Whatever historically has been accepted practice relating to level 2 or 3 condition surveys, considering the HSS in the context of this particular case suggests that a surveyor should take into account local planning consents when delivering a condition report at level 2 or 3. This is particularly pertinent where, as with this case, the planning intention “nearby” was publicly available information. Conveyancing practitioners are unlikely to be subject to requirements of “familiarity” and “knowledge” of the area/locality to the same degree as surveyors. The responsibility will sit squarely with the surveyor.

Additionally, surveyors may also now need to consider matters on “land nearby” as well as on “neighbouring properties”. “Land nearby” is a significantly more extensive responsibility than merely neighbouring property.

Appendix C of the HSS covers environmental factors or those which have potential physical impact. However, as we have seen, it does also include knowledge of proposed/future “infrastructure schemes” and by implication the knowledge of “planning areas” (particularly as Appendix C is clearly stated to be not prescriptive or exhaustive).  

There also appears to be an emphasis in the HSS on whether or not relevant data is “publicly available”. Where key information IS publicly available, it may be more difficult for surveyors to justify excluding this from their pre-inspection research or the report even if the knowledge in question has no potential impact on the physical aspects of the subject property.
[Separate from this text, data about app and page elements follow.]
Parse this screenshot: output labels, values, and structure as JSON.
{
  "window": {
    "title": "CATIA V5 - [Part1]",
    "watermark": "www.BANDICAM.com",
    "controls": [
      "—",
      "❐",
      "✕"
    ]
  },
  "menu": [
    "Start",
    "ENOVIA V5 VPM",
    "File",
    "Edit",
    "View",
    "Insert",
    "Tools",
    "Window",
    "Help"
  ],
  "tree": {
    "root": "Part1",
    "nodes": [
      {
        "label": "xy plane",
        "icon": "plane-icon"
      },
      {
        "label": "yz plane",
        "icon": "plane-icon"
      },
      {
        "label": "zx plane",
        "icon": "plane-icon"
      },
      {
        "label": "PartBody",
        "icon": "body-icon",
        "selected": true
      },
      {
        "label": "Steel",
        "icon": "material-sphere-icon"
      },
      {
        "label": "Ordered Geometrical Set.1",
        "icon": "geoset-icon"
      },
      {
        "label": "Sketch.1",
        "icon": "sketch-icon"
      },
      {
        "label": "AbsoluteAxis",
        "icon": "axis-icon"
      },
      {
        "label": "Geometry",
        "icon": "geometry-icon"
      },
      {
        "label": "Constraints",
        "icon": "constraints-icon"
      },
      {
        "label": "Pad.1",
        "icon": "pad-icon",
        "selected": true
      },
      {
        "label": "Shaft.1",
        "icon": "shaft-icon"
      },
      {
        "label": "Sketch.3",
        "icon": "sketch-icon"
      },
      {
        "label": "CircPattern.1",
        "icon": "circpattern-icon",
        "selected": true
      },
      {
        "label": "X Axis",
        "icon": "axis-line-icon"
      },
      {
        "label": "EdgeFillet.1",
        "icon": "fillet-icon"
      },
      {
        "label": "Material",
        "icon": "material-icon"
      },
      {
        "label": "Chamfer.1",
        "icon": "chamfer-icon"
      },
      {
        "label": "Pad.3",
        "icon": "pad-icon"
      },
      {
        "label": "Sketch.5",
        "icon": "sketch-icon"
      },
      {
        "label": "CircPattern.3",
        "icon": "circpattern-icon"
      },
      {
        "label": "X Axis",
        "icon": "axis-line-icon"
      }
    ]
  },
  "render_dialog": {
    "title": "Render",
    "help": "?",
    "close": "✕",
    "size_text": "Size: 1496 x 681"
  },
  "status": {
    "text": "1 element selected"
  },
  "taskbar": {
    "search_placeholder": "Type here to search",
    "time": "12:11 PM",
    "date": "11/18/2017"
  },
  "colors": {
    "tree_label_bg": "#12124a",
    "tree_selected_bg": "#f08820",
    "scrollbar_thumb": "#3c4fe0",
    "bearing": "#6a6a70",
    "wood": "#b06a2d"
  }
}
Our conclusion is unequivocal: even if previously surveyors have only been used to reporting on the “bricks and mortar” alone, in future they will have a responsibility to bring environmental/location matters to the attention of their clients (at least for further investigation by the legal representative), even if the potential impact of such matters is only on value and not the ongoing physical performance of the property.
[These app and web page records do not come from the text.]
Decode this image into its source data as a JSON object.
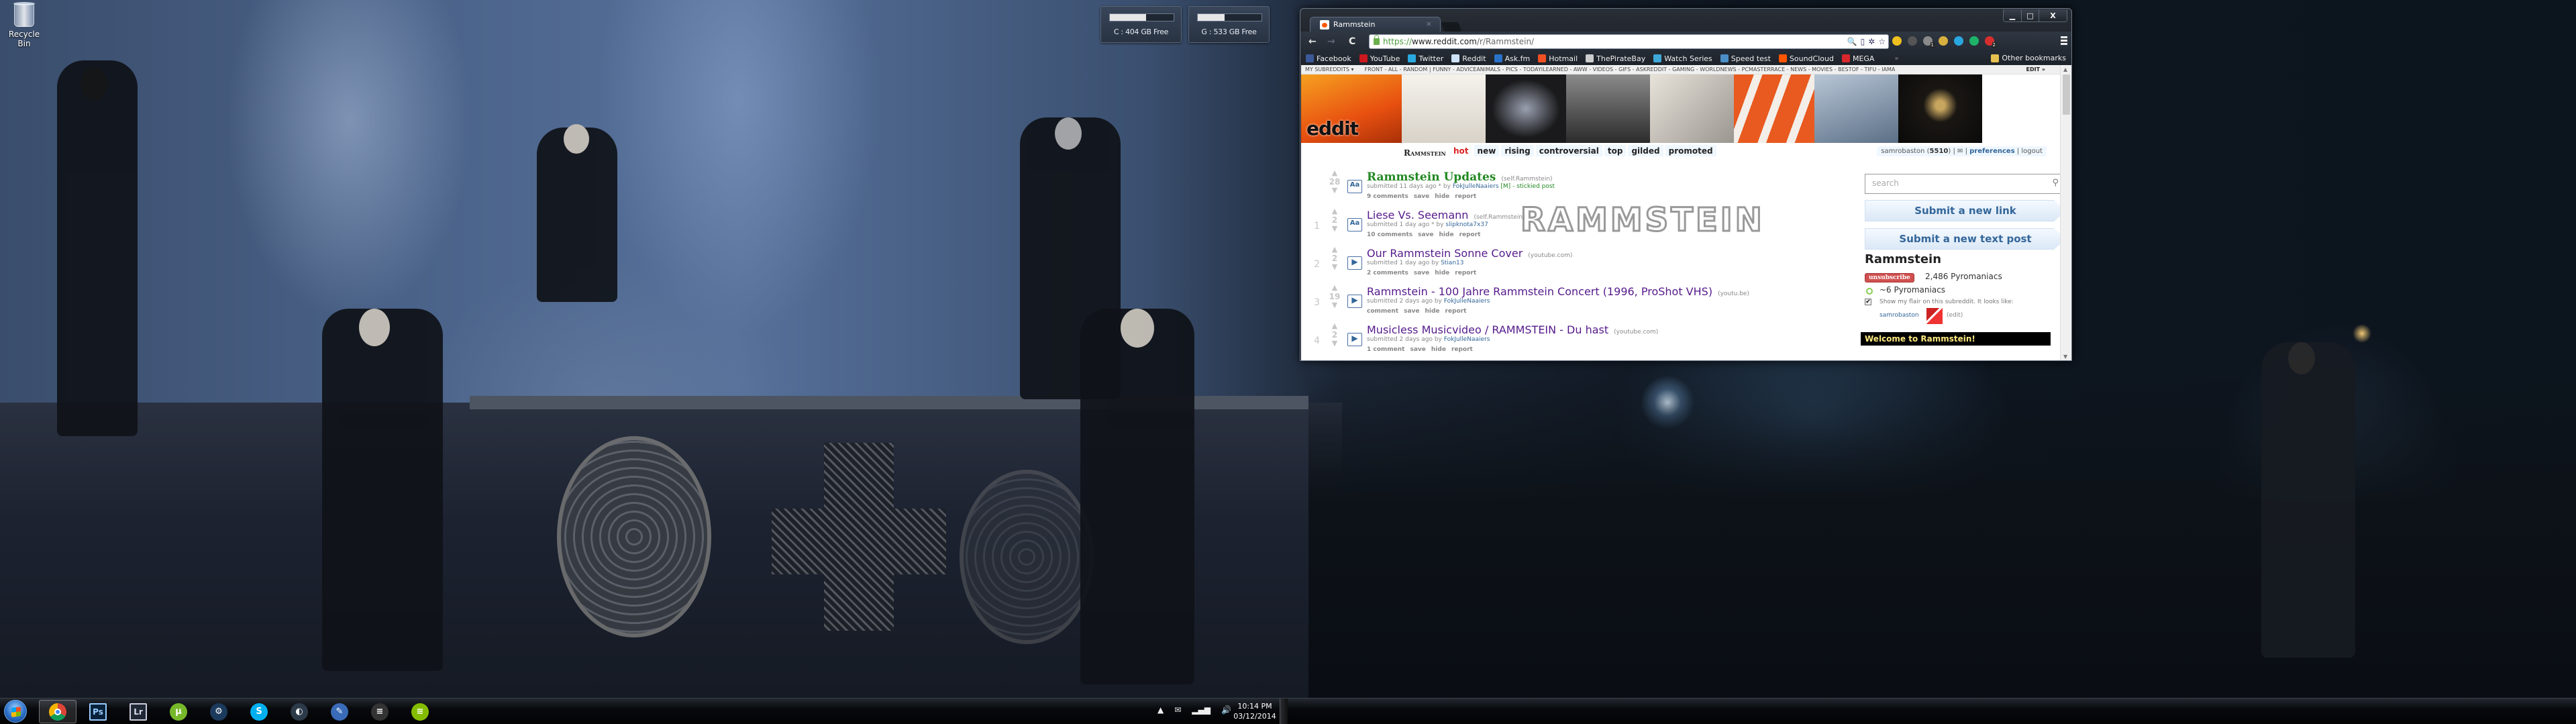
{
  "desktop": {
    "icons": [
      {
        "label": "Recycle Bin",
        "icon": "recycle-bin-icon"
      }
    ],
    "drive_gadgets": [
      {
        "label": "C : 404 GB Free",
        "fill_fraction": 0.57
      },
      {
        "label": "G : 533 GB Free",
        "fill_fraction": 0.42
      }
    ]
  },
  "browser": {
    "window_controls": {
      "minimize": "▁",
      "maximize": "□",
      "close": "X"
    },
    "tab": {
      "title": "Rammstein",
      "close": "×"
    },
    "nav": {
      "back": "←",
      "forward": "→",
      "reload": "C"
    },
    "url": {
      "scheme": "https://",
      "host": "www.reddit.com",
      "path": "/r/Rammstein/"
    },
    "omnibox_icons": [
      "zoom-icon",
      "device-icon",
      "extension-icon",
      "star-icon"
    ],
    "extension_icons": [
      {
        "name": "tab-to-phone-icon",
        "color": "#f0c020"
      },
      {
        "name": "disabled-extension-icon",
        "color": "#555555"
      },
      {
        "name": "ghostery-icon",
        "color": "#8a8a8a",
        "badge": "1"
      },
      {
        "name": "package-icon",
        "color": "#d8b040"
      },
      {
        "name": "c-extension-icon",
        "color": "#2aa7e0"
      },
      {
        "name": "green-extension-icon",
        "color": "#1fb36a"
      },
      {
        "name": "adblock-plus-icon",
        "color": "#d62e2e",
        "badge": "2"
      }
    ],
    "bookmarks": [
      {
        "label": "Facebook",
        "icon": "facebook-icon",
        "color": "#3b5998"
      },
      {
        "label": "YouTube",
        "icon": "youtube-icon",
        "color": "#cc181e"
      },
      {
        "label": "Twitter",
        "icon": "twitter-icon",
        "color": "#2aa9e0"
      },
      {
        "label": "Reddit",
        "icon": "reddit-icon",
        "color": "#cee3f8"
      },
      {
        "label": "Ask.fm",
        "icon": "askfm-icon",
        "color": "#2a72c8"
      },
      {
        "label": "Hotmail",
        "icon": "hotmail-icon",
        "color": "#f25022"
      },
      {
        "label": "ThePirateBay",
        "icon": "piratebay-icon",
        "color": "#cccccc"
      },
      {
        "label": "Watch Series",
        "icon": "watchseries-icon",
        "color": "#3fa8d8"
      },
      {
        "label": "Speed test",
        "icon": "speedtest-icon",
        "color": "#4a8ec8"
      },
      {
        "label": "SoundCloud",
        "icon": "soundcloud-icon",
        "color": "#ff5500"
      },
      {
        "label": "MEGA",
        "icon": "mega-icon",
        "color": "#d9272e"
      }
    ],
    "bookmarks_overflow": "»",
    "other_bookmarks": "Other bookmarks"
  },
  "reddit": {
    "subreddit_bar": {
      "my_subreddits": "MY SUBREDDITS ▾",
      "links": "FRONT - ALL - RANDOM  |  FUNNY - ADVICEANIMALS - PICS - TODAYILEARNED - AWW - VIDEOS - GIFS - ASKREDDIT - GAMING - WORLDNEWS - PCMASTERRACE - NEWS - MOVIES - BESTOF - TIFU - IAMA",
      "edit": "EDIT »"
    },
    "header": {
      "logo_text": "eddit",
      "subreddit_name": "Rammstein",
      "sort_tabs": [
        "hot",
        "new",
        "rising",
        "controversial",
        "top",
        "gilded",
        "promoted"
      ],
      "active_tab": "hot",
      "user": {
        "name": "samrobaston",
        "karma": "5510",
        "preferences": "preferences",
        "logout": "logout"
      }
    },
    "banner_logo": "RAMMSTEIN",
    "posts": [
      {
        "rank": "",
        "score": "28",
        "title": "Rammstein Updates",
        "domain": "(self.Rammstein)",
        "thumb": "Aa",
        "tagline_prefix": "submitted 11 days ago * by",
        "author": "FokJulleNaaiers",
        "tagline_suffix": "[M] - stickied post",
        "comments": "9 comments",
        "sticky": true
      },
      {
        "rank": "1",
        "score": "2",
        "title": "Liese Vs. Seemann",
        "domain": "(self.Rammstein)",
        "thumb": "Aa",
        "tagline_prefix": "submitted 1 day ago * by",
        "author": "slipknota7x37",
        "tagline_suffix": "",
        "comments": "10 comments",
        "sticky": false
      },
      {
        "rank": "2",
        "score": "2",
        "title": "Our Rammstein Sonne Cover",
        "domain": "(youtube.com)",
        "thumb": "▶",
        "tagline_prefix": "submitted 1 day ago by",
        "author": "Stian13",
        "tagline_suffix": "",
        "comments": "2 comments",
        "sticky": false
      },
      {
        "rank": "3",
        "score": "19",
        "title": "Rammstein - 100 Jahre Rammstein Concert (1996, ProShot VHS)",
        "domain": "(youtu.be)",
        "thumb": "▶",
        "tagline_prefix": "submitted 2 days ago by",
        "author": "FokJulleNaaiers",
        "tagline_suffix": "",
        "comments": "comment",
        "sticky": false
      },
      {
        "rank": "4",
        "score": "2",
        "title": "Musicless Musicvideo / RAMMSTEIN - Du hast",
        "domain": "(youtube.com)",
        "thumb": "▶",
        "tagline_prefix": "submitted 2 days ago by",
        "author": "FokJulleNaaiers",
        "tagline_suffix": "",
        "comments": "1 comment",
        "sticky": false
      }
    ],
    "post_actions": {
      "save": "save",
      "hide": "hide",
      "report": "report"
    },
    "sidebar": {
      "search_placeholder": "search",
      "submit_link": "Submit a new link",
      "submit_text": "Submit a new text post",
      "title": "Rammstein",
      "unsubscribe": "unsubscribe",
      "subscribers": "2,486 Pyromaniacs",
      "online": "~6 Pyromaniacs",
      "flair_checkbox": "Show my flair on this subreddit. It looks like:",
      "flair_user": "samrobaston",
      "flair_edit": "(edit)",
      "welcome": "Welcome to Rammstein!"
    }
  },
  "taskbar": {
    "apps": [
      {
        "name": "chrome",
        "label": "",
        "color": "#db4437",
        "active": true
      },
      {
        "name": "photoshop",
        "label": "Ps"
      },
      {
        "name": "lightroom",
        "label": "Lr"
      },
      {
        "name": "utorrent",
        "label": "µ",
        "color": "#77b82a"
      },
      {
        "name": "steam",
        "label": "⚙",
        "color": "#1b3a5c"
      },
      {
        "name": "skype",
        "label": "S",
        "color": "#00aff0"
      },
      {
        "name": "teamspeak",
        "label": "◐",
        "color": "#2c3a4a"
      },
      {
        "name": "notepad-editor",
        "label": "✎",
        "color": "#3a6bb8"
      },
      {
        "name": "groove-app",
        "label": "≡",
        "color": "#333333"
      },
      {
        "name": "spotify",
        "label": "≋",
        "color": "#84bd00"
      }
    ],
    "tray": {
      "show_hidden": "▲",
      "time": "10:14 PM",
      "date": "03/12/2014"
    }
  }
}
Hilary Grayson
Hilary is focused on developing new qualifications, as well as Sava’s activities within residential surveying. Hilary has a wealth of experience within the built environment, including commercial property, local government and working at RICS.  As well as her work at Sava, she is a Trustee at Westbury Arts Centre, a listed farmhouse dating from the Jacobean period, and has inadvertently become a custodian of a colony of bats.

Nik Carle

Nik is an experienced professional negligence litigator, acting for and against advisers across the full business spectrum, with a focus on claims involving solicitors, brokers, surveyors, valuers, and estate agents. Nik also advises on complex insurance policy disputes. Nik is also a qualified arbitrator and is admitted as a Fellow of the Chartered Institute of Arbitrators (FCIArb). He is listed on the CEDR Panel for commercial arbitration work, accepting contractual and ad-hoc appointments for business-to-business disputes. As an ADR Official, Nik has adjudicated on over 500 consumer disputes, across CEDR’s Aviation, WATRS and CISAS Schemes.